And She Went Away…


— By Alexandrine from Burkina Faso

It was one April evening, in two days I was going to celebrate my twentieth birthday. Night had barely fallen on my peaceful town. Sitting in the courtyard of the house, just in front of the door to my room, I was looking at the sky. A beautiful starry sky, it looked like the stars were celebrating. Without really knowing why, my thoughts had gone astray to the theme of death. I thought it was a beautiful night to die. The next moment I felt guilty, as if I had just committed a murder in thought. I quickly chased these black ideas and turned back to my little sister. She sat in front of me in an armchair leaning against the wall. Her head slightly inclined to the side, she was quiet. From the height of her 14 years, she was beautiful, my sister. I was five when she was born. I remember as if it was yesterday. Dad brought us – my brothers and I – and told us that Mom was going to come back from hospital with a little sister. I did not understand much of it. I just knew I was happy to see this sister. At the ceremony of the eighth day, the ceremony in which the baby goes out publicly, I asked my mother, “By the way, how is she called, the little sister?” “Solange,” answered my mother. Solange – this name will forever be etched in my head and in my heart…

I was watching her frail body and her peaceful face, empty of emotions. This face once so cheerful. She was the joy of life of the family, sparkling and inquisitive. Her contagious laughter resounded throughout the house. The youngest, as she was called, was the favorite of all and enjoyed all the attention. I was jealous sometimes.

Now she is only the shadow of herself. A disease whose name is unknown has taken possession of her body, and she is perishing day by day. After days spent in the hospital without much satisfaction, we returned home. Day and night I was with her. I had asked permission from the university to spend as much time as possible with her.
That night I was observing her without knowing what to say to ease her pain. Despite her apparent suffering, she never complained. She suffered in silence and when she could, she even offered us her childish smile.
That night I was observing her and unintentionally, I began to think of all the moments of happiness we spent together. Our complicity, the little disputes, the laughter, the little tricks we played to our two brothers. A battle of girls against boys…

That day, all day long, she did not want to eat. She rejected everything I brought her. Meals, medicines, everything. In the evening, to give her a little air, I helped her to sit in that chair and I sat in front of her. I was observing her when suddenly her head bowed abruptly. I rose hastily from my chair and shook her. I shouted her name several times without answers. The continuation of the events is only fog in my head. I saw my father in tears, covering the little body with a sheet, and he lifted her from the armchair to the room.

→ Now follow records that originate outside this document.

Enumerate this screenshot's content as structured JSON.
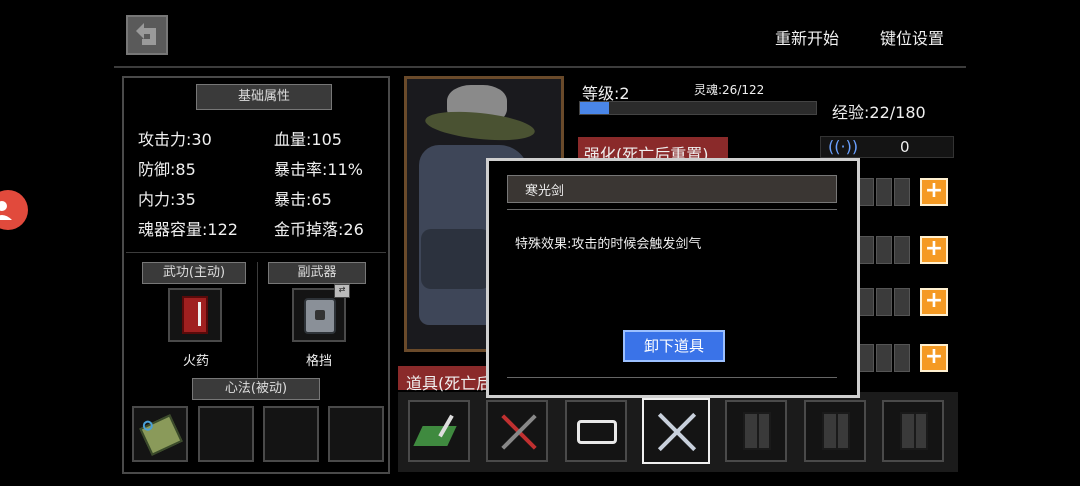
{
  "top": {
    "restart": "重新开始",
    "keybind": "键位设置"
  },
  "attrs": {
    "header": "基础属性",
    "rows": [
      [
        "攻击力:30",
        "血量:105"
      ],
      [
        "防御:85",
        "暴击率:11%"
      ],
      [
        "内力:35",
        "暴击:65"
      ],
      [
        "魂器容量:122",
        "金币掉落:26"
      ]
    ]
  },
  "martial": {
    "header": "武功(主动)",
    "name": "火药"
  },
  "sub_weapon": {
    "header": "副武器",
    "name": "格挡"
  },
  "mind": {
    "header": "心法(被动)"
  },
  "level": {
    "label": "等级:2",
    "soul": "灵魂:26/122",
    "exp": "经验:22/180",
    "exp_progress": 0.122
  },
  "enhance": {
    "label": "强化(死亡后重置)",
    "count": "0"
  },
  "items": {
    "label": "道具(死亡后"
  },
  "popup": {
    "title": "寒光剑",
    "effect": "特殊效果:攻击的时候会触发剑气",
    "button": "卸下道具"
  },
  "colors": {
    "accent_orange": "#f59a23",
    "button_blue": "#3a73e8",
    "enhance_red": "#8a2a2a"
  }
}
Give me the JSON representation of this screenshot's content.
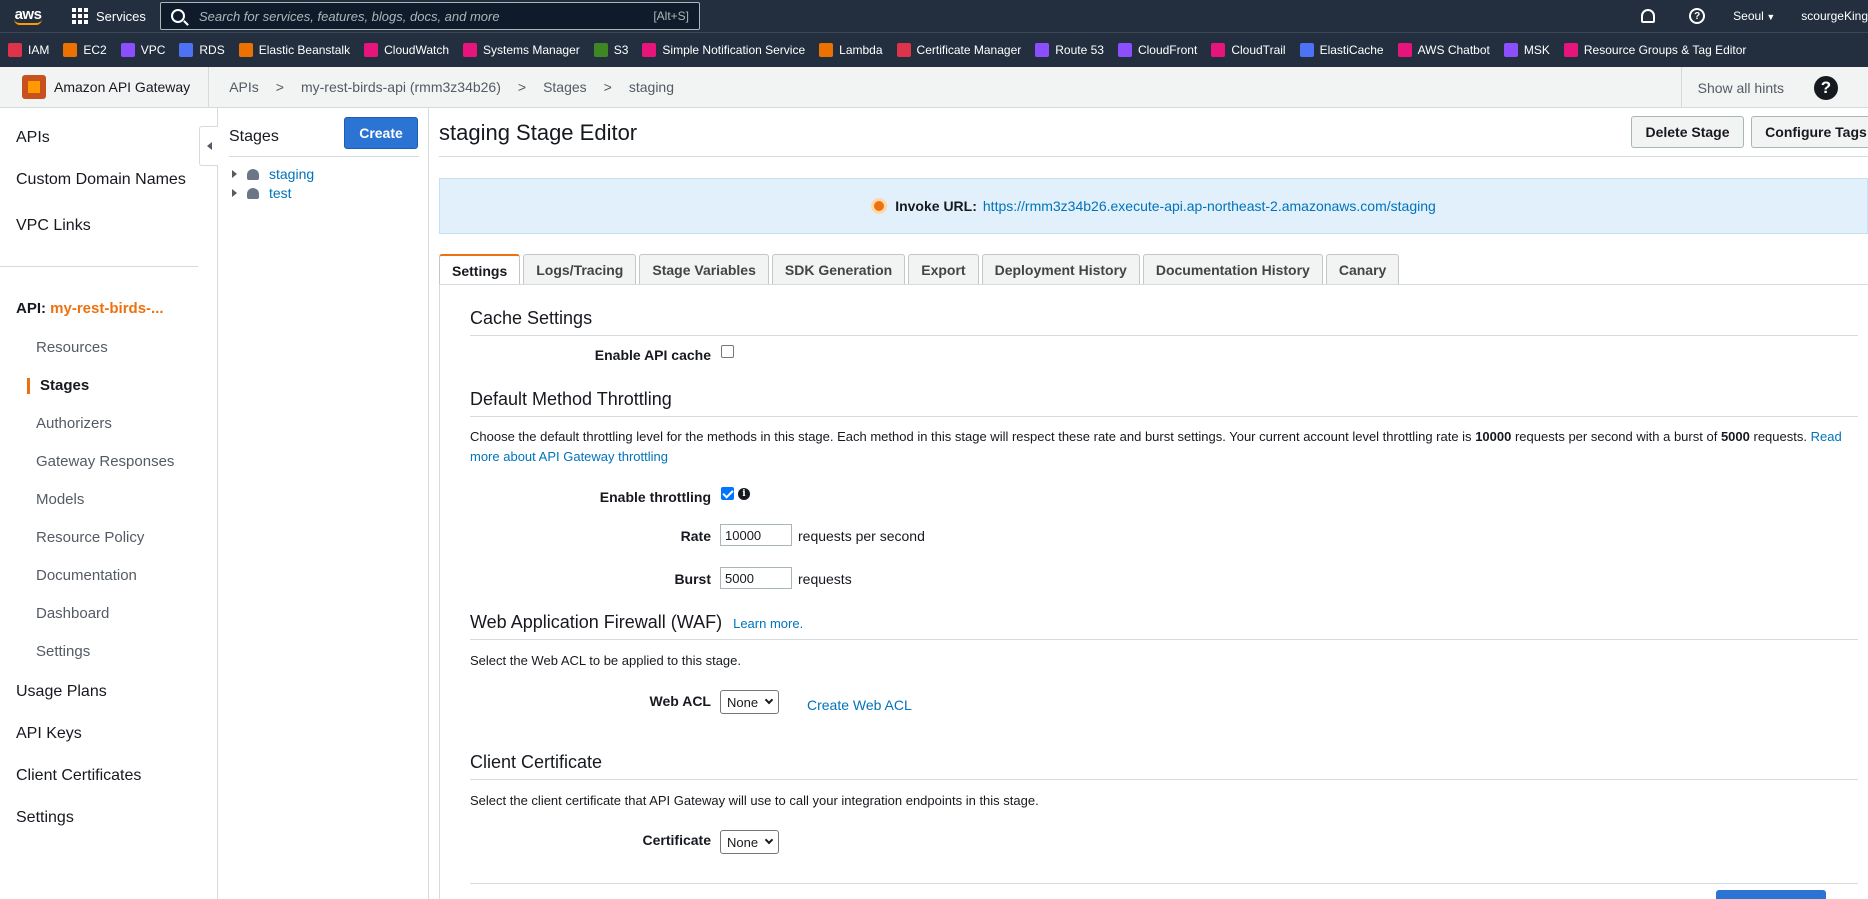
{
  "topnav": {
    "services": "Services",
    "search_placeholder": "Search for services, features, blogs, docs, and more",
    "search_shortcut": "[Alt+S]",
    "region": "Seoul",
    "user": "scourgeKing"
  },
  "favorites": [
    {
      "label": "IAM",
      "color": "#dd344c"
    },
    {
      "label": "EC2",
      "color": "#ed7100"
    },
    {
      "label": "VPC",
      "color": "#8c4fff"
    },
    {
      "label": "RDS",
      "color": "#4d72f3"
    },
    {
      "label": "Elastic Beanstalk",
      "color": "#ed7100"
    },
    {
      "label": "CloudWatch",
      "color": "#e7157b"
    },
    {
      "label": "Systems Manager",
      "color": "#e7157b"
    },
    {
      "label": "S3",
      "color": "#3f8624"
    },
    {
      "label": "Simple Notification Service",
      "color": "#e7157b"
    },
    {
      "label": "Lambda",
      "color": "#ed7100"
    },
    {
      "label": "Certificate Manager",
      "color": "#dd344c"
    },
    {
      "label": "Route 53",
      "color": "#8c4fff"
    },
    {
      "label": "CloudFront",
      "color": "#8c4fff"
    },
    {
      "label": "CloudTrail",
      "color": "#e7157b"
    },
    {
      "label": "ElastiCache",
      "color": "#4d72f3"
    },
    {
      "label": "AWS Chatbot",
      "color": "#e7157b"
    },
    {
      "label": "MSK",
      "color": "#8c4fff"
    },
    {
      "label": "Resource Groups & Tag Editor",
      "color": "#e7157b"
    }
  ],
  "breadcrumb": {
    "service": "Amazon API Gateway",
    "items": [
      "APIs",
      "my-rest-birds-api (rmm3z34b26)",
      "Stages",
      "staging"
    ],
    "separator": ">",
    "hints": "Show all hints"
  },
  "leftnav": {
    "top_items": [
      "APIs",
      "Custom Domain Names",
      "VPC Links"
    ],
    "api_prefix": "API:",
    "api_name": "my-rest-birds-...",
    "sub_items": [
      "Resources",
      "Stages",
      "Authorizers",
      "Gateway Responses",
      "Models",
      "Resource Policy",
      "Documentation",
      "Dashboard",
      "Settings"
    ],
    "bottom_items": [
      "Usage Plans",
      "API Keys",
      "Client Certificates",
      "Settings"
    ]
  },
  "stages_panel": {
    "title": "Stages",
    "create": "Create",
    "items": [
      "staging",
      "test"
    ]
  },
  "main": {
    "heading": "staging Stage Editor",
    "delete_stage": "Delete Stage",
    "configure_tags": "Configure Tags",
    "invoke_label": "Invoke URL:",
    "invoke_url": "https://rmm3z34b26.execute-api.ap-northeast-2.amazonaws.com/staging",
    "tabs": [
      "Settings",
      "Logs/Tracing",
      "Stage Variables",
      "SDK Generation",
      "Export",
      "Deployment History",
      "Documentation History",
      "Canary"
    ],
    "cache": {
      "title": "Cache Settings",
      "enable_label": "Enable API cache",
      "enabled": false
    },
    "throttling": {
      "title": "Default Method Throttling",
      "desc_1": "Choose the default throttling level for the methods in this stage. Each method in this stage will respect these rate and burst settings. Your current account level throttling rate is",
      "rate_bold": "10000",
      "desc_2": "requests per second with a burst of",
      "burst_bold": "5000",
      "desc_3": "requests.",
      "read_more": "Read more about API Gateway throttling",
      "enable_label": "Enable throttling",
      "enabled": true,
      "rate_label": "Rate",
      "rate_value": "10000",
      "rate_unit": "requests per second",
      "burst_label": "Burst",
      "burst_value": "5000",
      "burst_unit": "requests"
    },
    "waf": {
      "title": "Web Application Firewall (WAF)",
      "learn_more": "Learn more.",
      "desc": "Select the Web ACL to be applied to this stage.",
      "acl_label": "Web ACL",
      "acl_value": "None",
      "create_acl": "Create Web ACL"
    },
    "client_cert": {
      "title": "Client Certificate",
      "desc": "Select the client certificate that API Gateway will use to call your integration endpoints in this stage.",
      "cert_label": "Certificate",
      "cert_value": "None"
    }
  }
}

Solange was gone. Forever. It was a beautiful night to die!


Dance of the Dead


— By Sebastiane from Nigeria

My people have a saying that sleep is a kin and brother to death. As a child, I often battled with comprehending such proverbs; ‘why would anyone liken sleep to death?’ would I often say to myself. But then I saw him (again) today, and it all made perfect sense.

For a moment I wished he was truly as asleep as he looked like he was, and that he would jump up the next second to answer his name… ‘Oh Ade’ was all everyone could mutter in dripping tears and silent cries. The priest had said earlier that ‘no one should shed a tear but rather rejoice, for our brother (and friend) who had gone to meet with the lord!’ Either no one listened or they didn’t believe him!

As I looked into the coffin from a distance, behind the swamp of other friends and relatives who stood there to catch a last glimpse of him, I recalled all the wonderful times we spent together , the happy and not too happy times (No, I shouldn’t be remembering that part!).

Was he smiling or was that how his face has always been? Is he happy? If he were given a second chance, what would he have done differently? We have been friends for as long as I can remember; he was my best friend and brother. As I looked at his firmly shut eyes, a story my grand dad told me many years ago came to mind. It is a story about what happens in the spirit world after a person dies.

Grand pa said when a person dies, he goes to meet his friends and family who have died before him and they throw a big party in his honor where they eat, drink and dance, laughing as he tells them tales and all that have happened on earth and within their families after their demise.

Was he really with the lord as the preacher had told us earlier or was he engaged in the big banquet prepared to welcome him into the spirit world? Somehow, grand pa’s version stayed. I stood there imagining my lost friend happy and celebrating with all those who have died before him and are long gone, great grandparents and ancestors.

Was this true? I imagined my friend looking down at the whole of us mourning and crying. Could he be partaking in a dance of the dead right now with a calabash of palm wine in his palm and kola nut in his mouth, celebrating his passage to the other side while we all cry and mourn here?

‘I know he is happy wherever he is’, came a voice from behind. I turned to see an elderly woman smiling at me as if she could read my thoughts and hear my questions. Without looking back in the coffin, I walked out of the room. Was the woman a messenger from the other side and could she really see through me into my thoughts? It was all becoming too scary!

Oh Ade… But could he really be partaking in a dance of the dead while we mourn?